AlphaZero: Its Great Predecessors
Garry Kasparov's book My Great Predecessors is one of the best ever written about chess.
If I had to take just one chess book with me on a proverbial desert island, that would be my pick. Well, actually I would take all five volumes of the book. The narrative there is both entertaining and educational, so you can learn about history of our game as well as seriously improve your general chess understanding.
Kasparov shows how every great chess player brought something unique to further develop chess theory. Nevertheless, the following statement from the first volume is very questionable:
It is possible that my match with Kramnik (London 2000) will be the last to make serious changes to our understanding of the game [...]

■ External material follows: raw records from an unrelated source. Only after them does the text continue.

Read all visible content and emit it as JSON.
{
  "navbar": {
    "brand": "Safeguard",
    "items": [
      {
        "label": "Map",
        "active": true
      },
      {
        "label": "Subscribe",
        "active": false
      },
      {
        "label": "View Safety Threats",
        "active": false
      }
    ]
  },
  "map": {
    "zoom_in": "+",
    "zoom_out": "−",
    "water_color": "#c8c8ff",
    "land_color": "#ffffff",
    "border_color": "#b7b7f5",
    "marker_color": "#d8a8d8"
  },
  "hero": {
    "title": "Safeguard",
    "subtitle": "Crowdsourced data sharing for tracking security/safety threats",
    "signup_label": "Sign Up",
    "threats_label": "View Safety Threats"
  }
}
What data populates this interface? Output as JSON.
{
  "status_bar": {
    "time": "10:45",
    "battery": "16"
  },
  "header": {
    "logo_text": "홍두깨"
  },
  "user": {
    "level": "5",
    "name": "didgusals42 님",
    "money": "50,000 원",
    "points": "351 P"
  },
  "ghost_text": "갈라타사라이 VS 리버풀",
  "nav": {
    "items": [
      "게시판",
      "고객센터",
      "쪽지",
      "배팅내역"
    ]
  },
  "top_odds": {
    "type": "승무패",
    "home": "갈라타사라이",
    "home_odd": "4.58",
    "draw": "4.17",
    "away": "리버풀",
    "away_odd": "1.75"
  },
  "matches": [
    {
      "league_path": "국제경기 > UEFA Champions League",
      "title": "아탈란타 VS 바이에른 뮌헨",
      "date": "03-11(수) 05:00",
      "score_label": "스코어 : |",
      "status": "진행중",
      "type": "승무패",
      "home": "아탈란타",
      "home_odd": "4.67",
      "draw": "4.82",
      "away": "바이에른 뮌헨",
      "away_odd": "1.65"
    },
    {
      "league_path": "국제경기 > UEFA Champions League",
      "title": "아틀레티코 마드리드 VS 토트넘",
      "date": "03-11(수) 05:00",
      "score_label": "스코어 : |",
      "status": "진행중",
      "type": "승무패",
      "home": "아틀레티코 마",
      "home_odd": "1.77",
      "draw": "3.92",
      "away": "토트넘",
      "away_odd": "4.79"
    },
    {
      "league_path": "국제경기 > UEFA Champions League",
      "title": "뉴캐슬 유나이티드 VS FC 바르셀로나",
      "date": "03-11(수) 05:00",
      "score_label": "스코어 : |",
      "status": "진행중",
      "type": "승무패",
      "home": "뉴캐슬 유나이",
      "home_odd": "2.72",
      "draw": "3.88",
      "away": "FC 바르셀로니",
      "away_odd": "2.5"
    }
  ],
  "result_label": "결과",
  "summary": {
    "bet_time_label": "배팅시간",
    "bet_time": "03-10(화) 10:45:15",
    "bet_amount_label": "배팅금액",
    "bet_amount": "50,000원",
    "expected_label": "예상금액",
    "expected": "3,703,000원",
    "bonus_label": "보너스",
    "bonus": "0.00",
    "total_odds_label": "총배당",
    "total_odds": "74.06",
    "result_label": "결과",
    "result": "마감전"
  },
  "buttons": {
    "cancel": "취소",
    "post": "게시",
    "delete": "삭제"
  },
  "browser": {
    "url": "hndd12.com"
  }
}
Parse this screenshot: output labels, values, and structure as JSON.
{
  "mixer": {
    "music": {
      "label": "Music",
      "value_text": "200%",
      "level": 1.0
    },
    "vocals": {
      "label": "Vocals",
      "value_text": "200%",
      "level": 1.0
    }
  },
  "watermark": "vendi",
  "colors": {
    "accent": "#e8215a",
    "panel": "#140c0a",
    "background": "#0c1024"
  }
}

I guess I somehow misunderstood what Kasparov wanted to say here because the idea that the general development of chess understanding stops at some point sounds very wrong. Moreover, recently the whole chess world witnessed a major chess breakthrough thanks to the mysterious entity called AlphaZero.
Unless you've been living under a rock the last month, you've definitely heard about the mind-blowing result of the 100-game match between AlphaZero and one of the world's best chess engines Stockfish. Actually, even if you've been living under a rock, you still probably heard about it because the news about this sensational event is everywhere!
There is a lot of talk about the hardware mismatch, a questionable time control, and an almost obsolete version of Stockfish. I cannot say anything on the tech subjects as I am not an expert there.
However, the way AlphaZero played chess is truly phenomenal.
In one of my recent articles I wrote about a guy who wanted to learn enough about chess in one month to beat Magnus Carlsen. AlphaZero managed to accomplish this goal in just four hours!
It had no opening books, endgame tablebases or any other chess guidance. Since AlphaZero has learned everything on its own, it obviously has no predecessors who helped it advance its chess skills. Nevertheless, we need all the help from history's best players in order to understand the depth of AlphaZero's play!
Playing through the AlphaZero's games, you cannot help but notice that it really likes to sacrifice material, just like our human world champions!
It is truly amazing that the computer found these extremely complicated opening lines on its own, without any assistance! Now let's see its positional masterpiece. Guess White's move in the following position:
At first sight it looks like White simply creates weaknesses on his queenside. But this strong move actually has two ideas. First, White wants to recover the pawn since capturing it right away wasn't good. Do you see why?
But in reality White's idea is much deeper than just recovering the pawn. The b4 pawn severely restricts the movement of Black's pieces on the queenside. Later this pawn went to b5 and Black's light-squared bishop was pretty much dead till the end of the game. This idea was played more than 100 years ago in the following famous game:
AlphaZero discovered a truly remarkable concept in the following position. Can you find it?
Yes, White deliberately loses its right to castle, because in the position with a very stable center and the opponent's cramped pieces, it is impossible for Black to create any meaningful threats against white king. Meanwhile, White starts the decisive advance on the kingside. If this concept looks familiar, then you know your chess classics.
This is exactly the way Alekhine beat Capablanca in their last tournament game. There White decided to forfeit his right to castle. Also notice the bind in the center and the queenside is very similar to the AlphaZero-Stockfish game:
Now we can better understand the depth of AlphaZero's positional concept, and it is time to see its final positional piece sacrifice:
I hope one day Garry Kasparov decides to write a book about his great successors. I bet he will devote a chapter to AlphaZero!